Prompt — Will you give the material below again, every line exactly as it is?

---------- Data records ----------

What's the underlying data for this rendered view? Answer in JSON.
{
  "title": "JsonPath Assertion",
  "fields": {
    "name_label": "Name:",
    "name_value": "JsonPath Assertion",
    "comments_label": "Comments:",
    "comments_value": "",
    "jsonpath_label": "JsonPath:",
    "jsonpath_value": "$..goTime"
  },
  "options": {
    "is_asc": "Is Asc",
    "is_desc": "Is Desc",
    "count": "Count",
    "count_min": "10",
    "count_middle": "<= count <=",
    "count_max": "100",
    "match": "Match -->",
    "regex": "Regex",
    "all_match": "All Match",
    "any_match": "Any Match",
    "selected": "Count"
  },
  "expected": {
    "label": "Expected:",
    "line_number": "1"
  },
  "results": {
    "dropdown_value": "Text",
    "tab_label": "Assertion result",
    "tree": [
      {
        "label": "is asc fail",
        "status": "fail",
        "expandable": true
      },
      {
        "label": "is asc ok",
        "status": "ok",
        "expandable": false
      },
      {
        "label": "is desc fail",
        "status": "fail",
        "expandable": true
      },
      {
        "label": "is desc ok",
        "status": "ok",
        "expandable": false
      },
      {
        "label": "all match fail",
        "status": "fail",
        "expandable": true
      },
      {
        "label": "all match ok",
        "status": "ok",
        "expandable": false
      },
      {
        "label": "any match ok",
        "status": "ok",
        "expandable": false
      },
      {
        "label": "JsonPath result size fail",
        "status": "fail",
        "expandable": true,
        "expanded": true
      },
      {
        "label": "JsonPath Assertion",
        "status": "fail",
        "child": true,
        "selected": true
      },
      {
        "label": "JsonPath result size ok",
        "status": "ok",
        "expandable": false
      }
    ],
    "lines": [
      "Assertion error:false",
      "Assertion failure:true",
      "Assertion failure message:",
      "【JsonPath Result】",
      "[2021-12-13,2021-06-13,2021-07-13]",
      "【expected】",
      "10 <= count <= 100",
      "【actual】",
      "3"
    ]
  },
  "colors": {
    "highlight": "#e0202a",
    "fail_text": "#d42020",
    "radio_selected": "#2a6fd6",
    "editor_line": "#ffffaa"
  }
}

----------

Solution to this problem —
What's the underlying data for this rendered view? Answer in JSON.
{
  "title": "JsonPath Assertion",
  "fields": {
    "name_label": "Name:",
    "name_value": "JsonPath Assertion",
    "comments_label": "Comments:",
    "comments_value": "",
    "jsonpath_label": "JsonPath:",
    "jsonpath_value": "$..goTime"
  },
  "options": {
    "is_asc": "Is Asc",
    "is_desc": "Is Desc",
    "count": "Count",
    "count_min": "10",
    "count_middle": "<= count <=",
    "count_max": "100",
    "match": "Match -->",
    "regex": "Regex",
    "all_match": "All Match",
    "any_match": "Any Match",
    "selected": "Count"
  },
  "expected": {
    "label": "Expected:",
    "line_number": "1"
  },
  "results": {
    "dropdown_value": "Text",
    "tab_label": "Assertion result",
    "tree": [
      {
        "label": "is asc fail",
        "status": "fail",
        "expandable": true
      },
      {
        "label": "is asc ok",
        "status": "ok",
        "expandable": false
      },
      {
        "label": "is desc fail",
        "status": "fail",
        "expandable": true
      },
      {
        "label": "is desc ok",
        "status": "ok",
        "expandable": false
      },
      {
        "label": "all match fail",
        "status": "fail",
        "expandable": true
      },
      {
        "label": "all match ok",
        "status": "ok",
        "expandable": false
      },
      {
        "label": "any match ok",
        "status": "ok",
        "expandable": false
      },
      {
        "label": "JsonPath result size fail",
        "status": "fail",
        "expandable": true,
        "expanded": true
      },
      {
        "label": "JsonPath Assertion",
        "status": "fail",
        "child": true,
        "selected": true
      },
      {
        "label": "JsonPath result size ok",
        "status": "ok",
        "expandable": false
      }
    ],
    "lines": [
      "Assertion error:false",
      "Assertion failure:true",
      "Assertion failure message:",
      "【JsonPath Result】",
      "[2021-12-13,2021-06-13,2021-07-13]",
      "【expected】",
      "10 <= count <= 100",
      "【actual】",
      "3"
    ]
  },
  "colors": {
    "highlight": "#e0202a",
    "fail_text": "#d42020",
    "radio_selected": "#2a6fd6",
    "editor_line": "#ffffaa"
  }
}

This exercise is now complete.